We’re buying, buying, buying… When it comes to our buying, up is the general direction. This is true of the latest figures: the quantity bought in the three months to October is almost one per cent higher than in the three months to July. But it’s also true in the longer term: this measure has been rising for 23 consecutive months, which is the lengthiest run since records began in 1996. The actual amount we’ve spent hasn’t increased so consistently, but a glance at the graph will reveal that it’s certainly increased over the past several years.
…because prices are going down. Why is this? Part of it is just that we’re freer with our cash after the downturn.
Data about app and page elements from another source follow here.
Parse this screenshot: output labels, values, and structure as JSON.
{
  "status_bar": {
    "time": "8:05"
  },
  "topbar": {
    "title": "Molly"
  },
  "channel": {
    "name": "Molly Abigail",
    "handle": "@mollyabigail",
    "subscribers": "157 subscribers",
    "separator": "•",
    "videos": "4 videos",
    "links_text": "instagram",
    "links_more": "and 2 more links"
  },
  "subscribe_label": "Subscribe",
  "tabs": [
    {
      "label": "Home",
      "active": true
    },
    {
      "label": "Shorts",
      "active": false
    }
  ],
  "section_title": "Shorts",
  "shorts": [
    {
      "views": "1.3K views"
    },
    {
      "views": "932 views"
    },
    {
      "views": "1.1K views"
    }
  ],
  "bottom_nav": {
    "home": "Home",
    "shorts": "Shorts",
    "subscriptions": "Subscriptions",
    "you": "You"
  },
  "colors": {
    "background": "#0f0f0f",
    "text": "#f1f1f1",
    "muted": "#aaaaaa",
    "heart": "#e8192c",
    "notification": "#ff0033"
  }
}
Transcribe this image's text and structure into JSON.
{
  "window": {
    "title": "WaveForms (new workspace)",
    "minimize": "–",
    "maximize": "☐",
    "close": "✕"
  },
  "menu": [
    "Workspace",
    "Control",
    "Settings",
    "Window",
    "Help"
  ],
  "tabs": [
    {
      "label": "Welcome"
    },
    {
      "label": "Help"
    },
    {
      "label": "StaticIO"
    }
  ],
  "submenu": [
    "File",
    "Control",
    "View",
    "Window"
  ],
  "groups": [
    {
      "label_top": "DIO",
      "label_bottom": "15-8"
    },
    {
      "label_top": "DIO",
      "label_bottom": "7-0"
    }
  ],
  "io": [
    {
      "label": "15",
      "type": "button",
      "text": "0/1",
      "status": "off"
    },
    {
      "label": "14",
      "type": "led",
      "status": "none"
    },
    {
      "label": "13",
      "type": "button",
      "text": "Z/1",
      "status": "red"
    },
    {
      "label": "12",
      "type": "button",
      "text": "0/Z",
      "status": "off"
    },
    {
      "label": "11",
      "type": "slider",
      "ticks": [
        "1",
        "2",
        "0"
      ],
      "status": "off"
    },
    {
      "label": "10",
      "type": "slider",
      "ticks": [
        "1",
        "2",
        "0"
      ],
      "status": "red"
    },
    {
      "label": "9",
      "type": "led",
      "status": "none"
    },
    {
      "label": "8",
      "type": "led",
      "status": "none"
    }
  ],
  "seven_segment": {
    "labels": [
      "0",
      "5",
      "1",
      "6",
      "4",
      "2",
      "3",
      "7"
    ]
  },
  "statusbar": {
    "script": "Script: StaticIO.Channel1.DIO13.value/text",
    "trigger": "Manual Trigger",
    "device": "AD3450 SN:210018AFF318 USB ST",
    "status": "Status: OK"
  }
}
But another part of it is the shrinking of prices. Whether it’s down to commodities getting cheaper, the rise of Internet shopping, or just good, old-fashioned discounting, the quarter-on-quarter trend in average store prices has been going down since around the middle of 2013. This coincides almost perfectly with those 23 months of growth in the quantity we’re buying.
A question of sustainability. There is much that is cheering about this. Everyday life has become more affordable, and we’ve responded by buying more, which is both a sign and a stanchion of a growing economy. But it also raises questions about sustainability. The shops can’t keep lowering their prices forever.
Interest fates. And – what is more fearful – we can’t keep spending forever. As I’ve pointed out in a previous To The Point post, a lot of our spending is being done on credit. Indeed, according to a recent survey, 35 per cent of people have already borrowed money to pay for Christmas gifts this year. What happens, then, when interest rates rise? This is the great and terrible question hovering above our economy as 2016 heaves into being.